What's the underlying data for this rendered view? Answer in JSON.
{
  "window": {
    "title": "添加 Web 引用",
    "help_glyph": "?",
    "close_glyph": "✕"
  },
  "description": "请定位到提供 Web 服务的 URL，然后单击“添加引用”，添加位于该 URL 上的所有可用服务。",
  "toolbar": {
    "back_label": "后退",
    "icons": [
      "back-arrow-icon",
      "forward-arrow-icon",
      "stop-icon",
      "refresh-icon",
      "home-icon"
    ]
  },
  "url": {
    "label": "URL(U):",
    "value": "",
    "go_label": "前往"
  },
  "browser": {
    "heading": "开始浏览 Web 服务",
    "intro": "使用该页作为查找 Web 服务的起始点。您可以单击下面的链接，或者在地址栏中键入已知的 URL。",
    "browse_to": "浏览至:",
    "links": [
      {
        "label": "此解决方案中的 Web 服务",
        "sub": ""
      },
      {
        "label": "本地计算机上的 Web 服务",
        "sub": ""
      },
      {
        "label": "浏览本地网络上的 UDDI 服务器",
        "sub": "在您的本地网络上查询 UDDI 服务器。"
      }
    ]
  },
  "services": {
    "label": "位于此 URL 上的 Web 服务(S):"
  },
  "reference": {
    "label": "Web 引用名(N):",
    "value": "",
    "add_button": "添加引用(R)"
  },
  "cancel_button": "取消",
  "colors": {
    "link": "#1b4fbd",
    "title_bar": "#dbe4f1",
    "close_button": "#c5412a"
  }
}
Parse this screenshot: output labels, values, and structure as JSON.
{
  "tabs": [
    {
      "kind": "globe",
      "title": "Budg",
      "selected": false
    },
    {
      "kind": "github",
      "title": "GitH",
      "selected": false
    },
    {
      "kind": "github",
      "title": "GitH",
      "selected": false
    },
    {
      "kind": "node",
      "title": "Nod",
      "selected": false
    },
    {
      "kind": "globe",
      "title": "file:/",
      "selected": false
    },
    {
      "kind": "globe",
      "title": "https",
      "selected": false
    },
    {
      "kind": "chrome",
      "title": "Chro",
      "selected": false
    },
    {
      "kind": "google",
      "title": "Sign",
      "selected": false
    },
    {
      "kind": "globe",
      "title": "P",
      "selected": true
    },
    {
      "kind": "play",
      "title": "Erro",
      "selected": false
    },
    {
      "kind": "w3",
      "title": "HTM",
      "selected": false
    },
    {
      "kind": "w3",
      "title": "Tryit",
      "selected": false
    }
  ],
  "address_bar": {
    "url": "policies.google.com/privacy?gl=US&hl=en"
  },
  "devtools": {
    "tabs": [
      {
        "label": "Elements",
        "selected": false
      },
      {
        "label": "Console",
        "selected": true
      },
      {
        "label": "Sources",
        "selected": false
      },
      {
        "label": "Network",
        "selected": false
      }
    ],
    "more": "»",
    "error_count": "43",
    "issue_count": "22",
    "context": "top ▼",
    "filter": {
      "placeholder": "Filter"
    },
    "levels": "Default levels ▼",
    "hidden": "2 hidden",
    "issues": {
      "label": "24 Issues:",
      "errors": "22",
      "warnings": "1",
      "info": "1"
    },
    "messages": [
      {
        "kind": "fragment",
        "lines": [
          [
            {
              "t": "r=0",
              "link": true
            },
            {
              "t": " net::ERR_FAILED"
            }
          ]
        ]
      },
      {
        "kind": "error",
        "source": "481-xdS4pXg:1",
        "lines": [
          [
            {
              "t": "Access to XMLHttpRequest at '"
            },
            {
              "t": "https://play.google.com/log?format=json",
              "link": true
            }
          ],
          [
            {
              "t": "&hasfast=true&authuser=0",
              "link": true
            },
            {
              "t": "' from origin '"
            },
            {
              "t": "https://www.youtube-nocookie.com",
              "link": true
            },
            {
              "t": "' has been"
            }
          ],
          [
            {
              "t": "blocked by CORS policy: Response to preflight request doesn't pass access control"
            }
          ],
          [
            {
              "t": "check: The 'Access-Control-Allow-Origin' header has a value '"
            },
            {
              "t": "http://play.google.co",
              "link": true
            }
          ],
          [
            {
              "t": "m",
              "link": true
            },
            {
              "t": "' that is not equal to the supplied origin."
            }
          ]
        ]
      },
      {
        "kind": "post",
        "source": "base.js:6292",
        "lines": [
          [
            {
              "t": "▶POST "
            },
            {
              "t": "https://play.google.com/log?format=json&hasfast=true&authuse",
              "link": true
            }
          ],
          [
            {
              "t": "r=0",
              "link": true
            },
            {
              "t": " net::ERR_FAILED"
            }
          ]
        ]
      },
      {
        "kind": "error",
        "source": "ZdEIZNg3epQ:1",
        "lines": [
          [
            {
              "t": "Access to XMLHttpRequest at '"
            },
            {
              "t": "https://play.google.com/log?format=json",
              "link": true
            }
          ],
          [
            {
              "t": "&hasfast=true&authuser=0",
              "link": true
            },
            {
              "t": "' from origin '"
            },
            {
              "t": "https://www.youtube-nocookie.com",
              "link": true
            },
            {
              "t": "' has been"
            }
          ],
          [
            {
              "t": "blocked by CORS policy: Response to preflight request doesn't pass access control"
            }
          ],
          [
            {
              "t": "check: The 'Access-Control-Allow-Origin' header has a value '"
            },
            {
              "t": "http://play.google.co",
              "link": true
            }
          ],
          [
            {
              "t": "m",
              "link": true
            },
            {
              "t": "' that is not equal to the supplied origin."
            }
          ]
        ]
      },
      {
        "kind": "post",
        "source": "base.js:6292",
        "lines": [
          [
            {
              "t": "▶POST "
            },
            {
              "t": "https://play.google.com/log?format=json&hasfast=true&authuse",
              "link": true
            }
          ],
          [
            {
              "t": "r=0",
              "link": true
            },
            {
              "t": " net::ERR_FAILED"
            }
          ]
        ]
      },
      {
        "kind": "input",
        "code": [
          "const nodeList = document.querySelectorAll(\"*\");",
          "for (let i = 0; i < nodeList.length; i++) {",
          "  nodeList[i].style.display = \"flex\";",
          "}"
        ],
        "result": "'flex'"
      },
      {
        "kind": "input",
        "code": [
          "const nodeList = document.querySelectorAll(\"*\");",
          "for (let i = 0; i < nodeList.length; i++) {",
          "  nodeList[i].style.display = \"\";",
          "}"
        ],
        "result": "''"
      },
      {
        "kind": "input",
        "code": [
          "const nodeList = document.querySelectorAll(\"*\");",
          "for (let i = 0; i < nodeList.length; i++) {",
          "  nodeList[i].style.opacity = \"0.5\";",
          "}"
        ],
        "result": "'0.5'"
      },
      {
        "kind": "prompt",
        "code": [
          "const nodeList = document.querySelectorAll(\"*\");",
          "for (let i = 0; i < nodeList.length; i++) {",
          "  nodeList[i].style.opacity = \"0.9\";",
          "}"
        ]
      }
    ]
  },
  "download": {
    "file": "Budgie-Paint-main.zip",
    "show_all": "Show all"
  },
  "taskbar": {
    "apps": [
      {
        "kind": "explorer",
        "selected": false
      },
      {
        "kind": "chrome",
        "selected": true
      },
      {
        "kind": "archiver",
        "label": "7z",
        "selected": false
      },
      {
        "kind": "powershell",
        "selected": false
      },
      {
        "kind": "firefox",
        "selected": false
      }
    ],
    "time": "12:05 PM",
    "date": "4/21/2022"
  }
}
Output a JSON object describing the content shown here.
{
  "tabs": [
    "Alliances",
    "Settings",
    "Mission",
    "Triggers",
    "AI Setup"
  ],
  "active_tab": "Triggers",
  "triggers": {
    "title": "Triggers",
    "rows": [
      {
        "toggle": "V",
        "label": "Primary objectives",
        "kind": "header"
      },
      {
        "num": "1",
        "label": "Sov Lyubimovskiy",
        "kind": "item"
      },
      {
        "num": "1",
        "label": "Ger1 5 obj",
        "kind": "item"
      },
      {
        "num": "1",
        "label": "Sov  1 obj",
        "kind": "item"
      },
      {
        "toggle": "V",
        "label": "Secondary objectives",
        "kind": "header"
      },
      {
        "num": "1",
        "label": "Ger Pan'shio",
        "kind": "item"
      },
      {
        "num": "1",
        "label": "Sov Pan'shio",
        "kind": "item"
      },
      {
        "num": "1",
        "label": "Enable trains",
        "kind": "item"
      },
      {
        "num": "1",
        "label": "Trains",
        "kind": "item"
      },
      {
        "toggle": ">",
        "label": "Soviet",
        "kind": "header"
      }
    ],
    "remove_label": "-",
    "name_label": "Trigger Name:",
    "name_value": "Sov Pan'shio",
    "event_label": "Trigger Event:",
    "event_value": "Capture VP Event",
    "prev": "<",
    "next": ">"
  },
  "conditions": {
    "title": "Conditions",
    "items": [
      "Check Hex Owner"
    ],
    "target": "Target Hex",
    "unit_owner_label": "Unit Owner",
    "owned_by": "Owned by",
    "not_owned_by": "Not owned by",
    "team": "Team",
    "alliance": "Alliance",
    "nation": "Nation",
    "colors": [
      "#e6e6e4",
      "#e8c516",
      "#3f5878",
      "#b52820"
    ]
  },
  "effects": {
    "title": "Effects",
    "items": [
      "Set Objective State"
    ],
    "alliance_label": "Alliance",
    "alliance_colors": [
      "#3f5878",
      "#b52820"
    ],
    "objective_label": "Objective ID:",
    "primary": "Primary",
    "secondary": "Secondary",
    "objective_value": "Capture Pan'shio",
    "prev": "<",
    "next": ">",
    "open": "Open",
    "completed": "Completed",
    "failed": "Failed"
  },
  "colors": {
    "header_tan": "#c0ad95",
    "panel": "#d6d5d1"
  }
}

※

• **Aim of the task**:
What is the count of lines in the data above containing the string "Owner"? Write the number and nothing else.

• **Task solution**:
2